The problem:
Please restate the entries verbatim. The copy should hold no pictures.

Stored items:

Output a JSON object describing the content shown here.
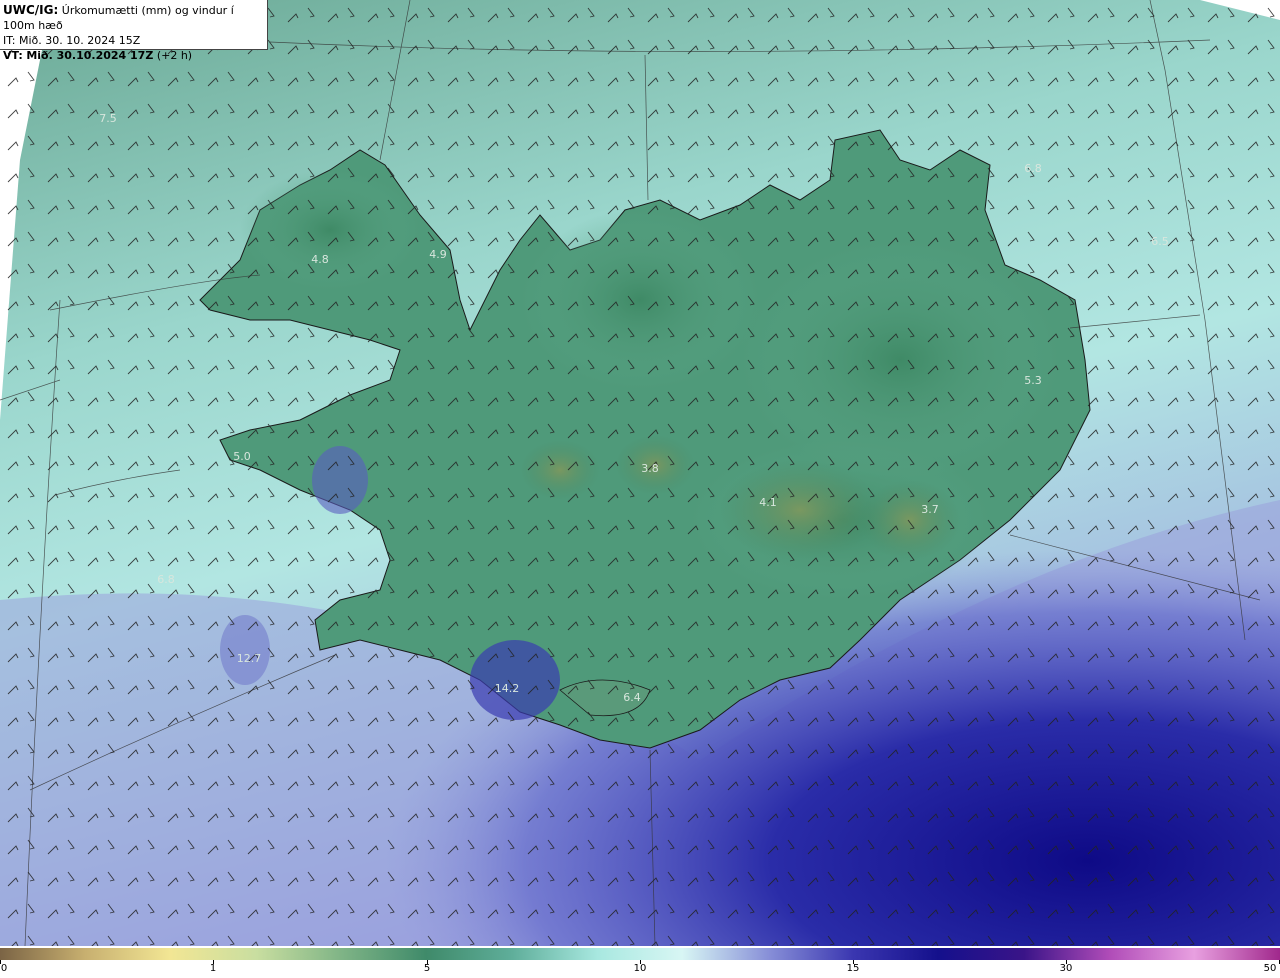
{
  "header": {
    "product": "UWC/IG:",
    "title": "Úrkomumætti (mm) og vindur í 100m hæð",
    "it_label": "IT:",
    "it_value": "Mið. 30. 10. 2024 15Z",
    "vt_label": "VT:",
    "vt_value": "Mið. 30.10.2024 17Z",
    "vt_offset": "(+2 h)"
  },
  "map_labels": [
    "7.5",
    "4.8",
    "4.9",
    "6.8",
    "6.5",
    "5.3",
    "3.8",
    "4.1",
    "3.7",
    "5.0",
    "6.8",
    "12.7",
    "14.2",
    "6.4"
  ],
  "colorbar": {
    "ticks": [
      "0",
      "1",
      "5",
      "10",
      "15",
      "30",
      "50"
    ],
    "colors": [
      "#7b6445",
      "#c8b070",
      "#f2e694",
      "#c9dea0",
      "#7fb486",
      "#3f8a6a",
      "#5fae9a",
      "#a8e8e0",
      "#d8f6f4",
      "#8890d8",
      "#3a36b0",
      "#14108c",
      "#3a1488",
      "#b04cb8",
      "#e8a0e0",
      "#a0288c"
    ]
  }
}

Answer space:
Output a JSON object describing the content shown here.
{
  "header": {
    "product": "UWC/IG:",
    "title": "Úrkomumætti (mm) og vindur í 100m hæð",
    "it_label": "IT:",
    "it_value": "Mið. 30. 10. 2024 15Z",
    "vt_label": "VT:",
    "vt_value": "Mið. 30.10.2024 17Z",
    "vt_offset": "(+2 h)"
  },
  "map_labels": [
    "7.5",
    "4.8",
    "4.9",
    "6.8",
    "6.5",
    "5.3",
    "3.8",
    "4.1",
    "3.7",
    "5.0",
    "6.8",
    "12.7",
    "14.2",
    "6.4"
  ],
  "colorbar": {
    "ticks": [
      "0",
      "1",
      "5",
      "10",
      "15",
      "30",
      "50"
    ],
    "colors": [
      "#7b6445",
      "#c8b070",
      "#f2e694",
      "#c9dea0",
      "#7fb486",
      "#3f8a6a",
      "#5fae9a",
      "#a8e8e0",
      "#d8f6f4",
      "#8890d8",
      "#3a36b0",
      "#14108c",
      "#3a1488",
      "#b04cb8",
      "#e8a0e0",
      "#a0288c"
    ]
  }
}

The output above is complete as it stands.